I don’t often rave about apps but this one is definitely ‘rave-able’! Craig posted yesterday about using this app in his classroom so I thought I’d download it and show it to my class today. Well – talk about excited! They got together with buddies and scripted some quick maths videos.
I found a ‘relatively’ quiet place for them to do the recording and left them to it. Half the class has had a go already and the rest will have a go tomorrow. They really enjoyed working like this and reckon they won’t forget their demos when it comes time to use them during maths lessons.
I am not an artist – at least I’m not a graphic artist (although I am a musician!). Sometimes as a teacher it’s hard to inspire your students in an area you are personally weak in – like art for me. How is it then that we are currently completing our 3rd major piece of art in 7 weeks? (Given my reputation for lack of art work – in previous years I’ve used the excellent art ability of my CRT teacher to produce art work!)
The answer is a session I attended at Ulearn09 presented by my friend Rachel Boyd.

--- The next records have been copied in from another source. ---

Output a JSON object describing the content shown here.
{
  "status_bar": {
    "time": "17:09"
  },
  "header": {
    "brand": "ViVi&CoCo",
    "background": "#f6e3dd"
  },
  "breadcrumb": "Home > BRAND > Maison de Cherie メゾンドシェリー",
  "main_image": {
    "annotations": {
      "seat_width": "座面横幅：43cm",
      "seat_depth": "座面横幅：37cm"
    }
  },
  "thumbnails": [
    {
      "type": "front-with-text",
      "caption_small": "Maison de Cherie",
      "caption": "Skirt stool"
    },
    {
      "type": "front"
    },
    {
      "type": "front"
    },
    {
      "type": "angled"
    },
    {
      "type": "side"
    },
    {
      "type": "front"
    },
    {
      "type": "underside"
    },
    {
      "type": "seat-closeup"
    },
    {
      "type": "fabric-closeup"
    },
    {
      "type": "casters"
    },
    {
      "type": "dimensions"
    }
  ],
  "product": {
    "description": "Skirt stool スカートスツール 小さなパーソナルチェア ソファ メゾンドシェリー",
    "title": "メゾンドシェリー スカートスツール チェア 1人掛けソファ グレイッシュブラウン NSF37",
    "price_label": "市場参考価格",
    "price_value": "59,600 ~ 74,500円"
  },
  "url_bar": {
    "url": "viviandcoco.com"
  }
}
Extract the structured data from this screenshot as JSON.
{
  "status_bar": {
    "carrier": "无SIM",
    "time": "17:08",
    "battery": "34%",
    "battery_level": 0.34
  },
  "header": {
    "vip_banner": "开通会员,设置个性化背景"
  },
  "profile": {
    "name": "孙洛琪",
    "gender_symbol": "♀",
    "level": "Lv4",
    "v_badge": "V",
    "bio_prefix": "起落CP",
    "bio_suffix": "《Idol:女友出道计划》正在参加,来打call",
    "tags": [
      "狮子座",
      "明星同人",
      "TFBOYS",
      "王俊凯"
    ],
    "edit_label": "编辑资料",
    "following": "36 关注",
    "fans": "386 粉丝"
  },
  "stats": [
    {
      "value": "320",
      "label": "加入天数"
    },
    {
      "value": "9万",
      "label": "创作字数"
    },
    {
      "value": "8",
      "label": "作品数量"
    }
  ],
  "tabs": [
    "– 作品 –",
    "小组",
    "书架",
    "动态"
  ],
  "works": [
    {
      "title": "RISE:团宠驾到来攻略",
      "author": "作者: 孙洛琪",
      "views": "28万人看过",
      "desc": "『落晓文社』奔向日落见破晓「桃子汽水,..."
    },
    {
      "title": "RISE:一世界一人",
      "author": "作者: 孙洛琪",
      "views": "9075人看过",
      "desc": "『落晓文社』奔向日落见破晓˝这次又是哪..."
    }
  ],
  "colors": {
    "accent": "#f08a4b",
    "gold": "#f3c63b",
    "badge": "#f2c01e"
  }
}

I really attended it in order to pick up some information to share back with our junior teachers but I’ve ended up using the ideas for my classroom. Her session was called “Juniors can do IT” – and if you get a chance to attend one of her workshops you must because it really should be STUDENTS can do IT (and teachers for that matter). I’ve embedded one version of her slideshow below:
The second piece of art was a kind of blue screening effect (slide #22) where the students sketched a picture with them in it; then a buddy took a photo of them in the correct pose for the picture; printed the picture and cut themselves out; drew the background and stuck themselves into the picture. Here’s our results:
The third piece (and not all finished) was a take on Andy Warhol style pop art (slide #23). We did two versions – using 4 colours for each set of 4 pictures. Instead of paint or dye we used pastels or coloured pencils for our pictures. Some of the colour choices were quite inspired.
It’s well worth watching. @teachernz challenged his readers to list how many of the things mentioned we’d done as children. My response:
Let’s see. As a child I:
1. played with fire – my parents taught me how to make the BEST campfires
2. owned my own ‘bowie’ knife – wasn’t called that but you know what it looks like
3. threw everything – we made spears and bows and arrows (and actually i was also taught how to fire a gun!)
4. i don’t remember pulling things to pieces … but have encouraged others to do so (especially computers)
5a. break the dmca – i have no idea if that was law back when i was younger but as a teenager i copied records onto tapes …
5b. drove a car – my dad had some kind of small car – it had part of the roof that slid back and i got to stand up and hang outside while he drove the car around the field then i got to drive it – don’t remember how old but pre-10
perhaps i should share my shooting story?
So here’s my shooting story.
Dad had guns in the house. He was a member of the Kings 100 (top 100 marksmen in the armed forces) and had some fancy guns. (Rifle/pistol/revolver.) So he taught us 3 older children how to handle guns safely and how to shoot. Of course an adults version of safety and a child’s version can be quite different.
We three set up a shooting alley down the hallway. My bedroom door was at the top end facing the entrance to the bathroom. At the end of the hallway was the door to my brother’s bedroom and to the left the hallway continued for about a metre to my sisters bedroom door. We set the target up against my brothers door – a box with newpapers in it to absorb the pellets we would be firing (we didn’t call it a BB gun but I guess that’s what it was). One person was the shooter – the other two had to get from either my bedroom or the bathroom down the hall, round the corner and into my sisters bedroom with out getting hit by any of the bullets. No one came away unscathed.
Many years later (40 or so) going back to visit the old house the current occupants asked if we had any idea what all the little holes were in a particular door!
We also never attempted to fire like that with the ‘real guns’, we never fired at anyone’s face, and none of us shoot today.